Once again, Walt Disney Concert Hall became an opera house on Tuesday night, Feb. 6. Last month, it was Richard Wagner’s Das Rheingold; this time, it was the U.S. premiere of Last Days, a new opera with music by Oliver Leith and libretto by Matt Copson that was unveiled in London at the Linbury Theatre of the Royal Opera House in 2022.
Last Days is an operatic transformation of Gus Van Sant’s 2004 film of the same name, which was produced by HBO and loosely inspired by the last days of Nirvana’s lead singer/guitarist Kurt Cobain. Not surprisingly, Disney Hall was said to be sold out — and the place looked it, despite the driving Pineapple Express rainstorm that made the trek treacherous. The crowd appeared younger than usual, and one wondered whether attendees were looking for something that wasn’t there. Cobain’s music, his grunge idiom — even Cobain himself, for that matter — were nowhere to be seen, heard, or referred to.
The Cobain estate wasn’t too crazy about Last Days the opera, accusing the Royal Opera House of trying to cash in on the troubled rock star’s fame. But Leith and Copson have come up with a work that far surpasses the film and also veers further away from the details of Cobain’s demise.

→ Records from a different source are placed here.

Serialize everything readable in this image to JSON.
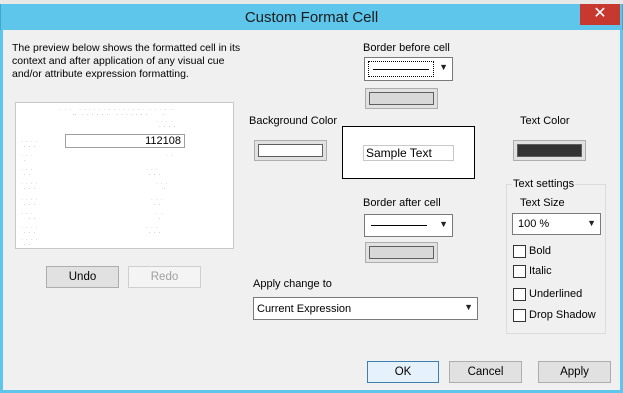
{
  "dialog": {
    "title": "Custom Format Cell",
    "close_label": "✕",
    "description": "The preview below shows the formatted cell in its context and after application of any visual cue and/or attribute expression formatting."
  },
  "preview": {
    "highlighted_value": "112108"
  },
  "history": {
    "undo_label": "Undo",
    "redo_label": "Redo"
  },
  "border_before": {
    "label": "Border before cell"
  },
  "border_after": {
    "label": "Border after cell"
  },
  "background": {
    "label": "Background Color",
    "color": "#ffffff"
  },
  "sample": {
    "text": "Sample Text"
  },
  "text_color": {
    "label": "Text Color",
    "color": "#333333"
  },
  "text_settings": {
    "group_label": "Text settings",
    "size_label": "Text Size",
    "size_value": "100 %",
    "bold_label": "Bold",
    "italic_label": "Italic",
    "underlined_label": "Underlined",
    "drop_shadow_label": "Drop Shadow"
  },
  "apply_change": {
    "label": "Apply change to",
    "value": "Current Expression"
  },
  "footer": {
    "ok_label": "OK",
    "cancel_label": "Cancel",
    "apply_label": "Apply"
  },
  "colors": {
    "title_bar": "#5ec6ea",
    "close_button": "#c7392f",
    "dialog_background": "#f0f0f0",
    "accent_border": "#3c7fb1"
  }
}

The film itself is pretty dull. In it, a doomed, drug-addicted musician named Blake (actor Michael Pitt) escapes from a rehab facility and stumbles around a green patch of the Pacific Northwest and his large, dilapidated house in the woods before finally taking his own life. Yet Leith’s gloomy, morbid, at times eloquent score of slow-motion dirges, threnodies, massive dissonant chords, cascading passages for strings, and special effects achieves what the film misses — establishing an immersive mood and ambience that draws you in instead of making you count the minutes until the end.
Under Copson and Anna Morrissey’s co-direction, the opening scene was shrouded in misty stage fog, making it a bit difficult at first to see what was going on. The stage was placed behind the orchestra, led with sweeping gestures by one of Britain’s best, Thomas Adès.

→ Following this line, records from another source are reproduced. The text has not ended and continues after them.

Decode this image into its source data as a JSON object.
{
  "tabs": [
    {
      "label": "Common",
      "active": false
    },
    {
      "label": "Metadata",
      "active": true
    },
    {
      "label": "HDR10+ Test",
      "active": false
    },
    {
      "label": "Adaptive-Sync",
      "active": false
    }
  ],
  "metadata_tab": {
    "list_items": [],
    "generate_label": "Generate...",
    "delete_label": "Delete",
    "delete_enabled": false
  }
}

In the opera, Blake is played by a woman (actress Agathe Rousselle), who is virtually silent throughout the performance. Blake’s house is a boxy, rundown thing, with a simulated campfire burning to our left out in the open. The protagonist is little more than a walking corpse, seemingly living on nothing but boxes of Lucky Charms.
Two Mormon elders (tenor Arnold Livingston Geis and soprano Kathryn Shuman) pay a visit to try to convert the heathen, and the tenor turns out to be a cross-dresser. The elders are double-cast as “housemates” who, in league with other fanboys, cause general chaos and shambles as Blake tries to hide from the world. Whenever the wall telephone rings, it’s Blake’s manager trying to coax the rock star back into action; the voice consists of deliberately irritating babbling, which was helpfully translated by the supertitles.
Ultimately, it’s the resourcefulness of Leith’s score that sticks most indelibly in the memory. When Blake absentmindedly twirls the platter of a turntable by hand, the strings in the LA Phil New Music Group bent the pitches as if the turntable was slowing down and getting back to speed — a clever effect. There were a couple of beautiful Italian arias sung by a soprano, which are gathered on a 45-RPM single (for sale in the LA Phil Store). Toward the end, when Blake walks through the audience, up the aisle, and out of the hall — symbolizing the rock star’s suicide — an epilogue of twittering electronics, strings, falling snow, and a strikingly colorful nighttime forest put a haunting seal on the story.
It’s a shame there was only one performance of Last Days; given the turnout, the interest in the subject, and the quality of the score, the Los Angeles Philharmonic could have justified several more. The production was definitely worth seeing on its own terms and as a fulfillment of the missed possibilities of the film (still available on HBO’s streaming platform Max).